Secretary of State Mike Pompeo said Tuesday that he hopes to build an international coalition to counter recent Chinese actions ranging from the global coronavirus to the country’s involvement in the South China Sea.
Speaking from a press conference in London Tuesday, Pompeo said he and British Foreign Secretary Dominic Raab discussed the Chinese Communist Party’s (CCP’s) recent moves to “bully its neighbors, militarize features in the South China Sea, and instigate a deadly confrontation with India.”
“We hope we can build out a coalition that understands this threat, will work collectively to convince the Chinese Communist Party it’s not in their best interest to engage in this kind of behavior,” Pompeo said.
Pompeo also applauded Prime Minster Borris Johnson’s recent moves to scrap all Huawei products and the country’s involvement in the development of the U.K.’s 5G network — a decision that Culture Secretary Oliver Dowden said will likely delay the U.K.’s progress and cost them an additional $2.5 billion.

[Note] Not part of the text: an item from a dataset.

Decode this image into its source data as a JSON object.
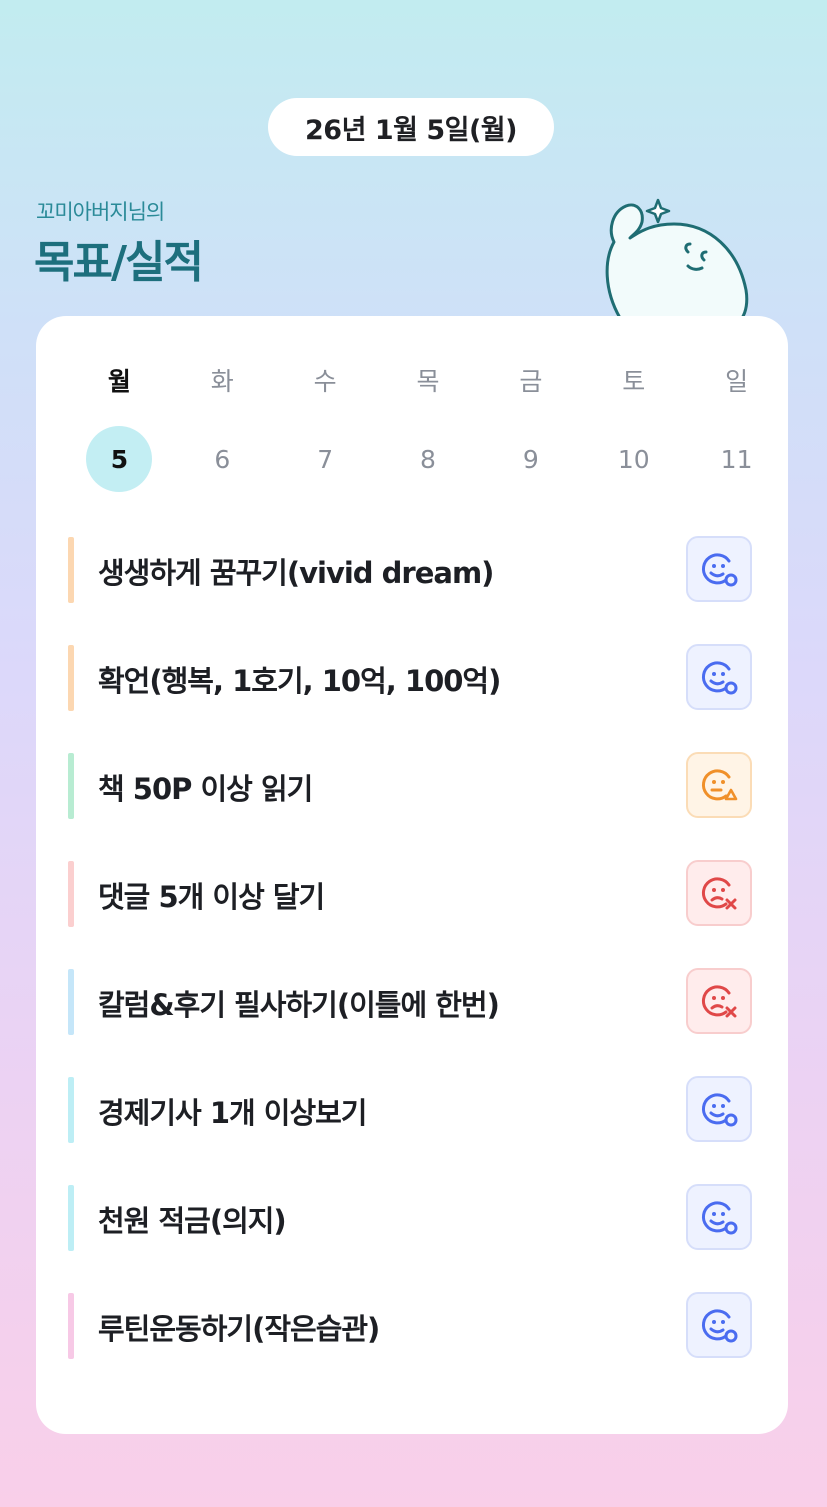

The secretary of state further accused China of illegal maritime activity in the South China Sea, a critique that the Chinese government has said is none of the United State’s business and further accused U.S. officials of “stirring up tension and inciting confrontation in the region.”
Relations between the U.S. and China have been increasingly tense since the outbreak of the coronavirus, which President Trump refers to as the “Chinese virus.”
U.S. lawmakers have also condemned China’s lack of transparency surrounding the outbreak.
“The CCP’s exploitation of this disaster to further its own interests has been disgraceful,” Pompeo said Tuesday. “Rather than helping the world, General Secretary Xi [Jinping] has shown the world the party’s true face.”
Pompeo did not expand on how China has exploited the coronavirus.
The U.S. has imposed several recent sanctions on China for human rights abuses against Uighurs and for interfering with Hong Kong’s autonomy — a pressure that the U.K. government is now feeling.
U.K.-China relations have become strained with the recent passing of new security laws in Hong Kong, which vastly extended China’s reach into the once semi-autonomous territory. Pompeo’s visit came within hours of the U.K.’s decision to suspend its extradition treaty with Hong Kong.
“The U.K.’s erroneous remarks and moves on Hong Kong is a serious breach of international law and basic norms governing international relations,” Chinese Foreign Ministry Spokesperson Wang Wenbin said in a news conference in Washington, D.C., Tuesday.
“Hong Kong affairs are China’s internal affairs that allow no foreign interference.”
The U.K. foreign secretary said Sunday that the decision to enforce sanctions is not a “willy nilly” decision, the Finical Times reported.
“We want to see every nation who understands freedom and democracy… to understand this threat that the Chinese Communist Party is posing to them,” Pompeo said Tuesday.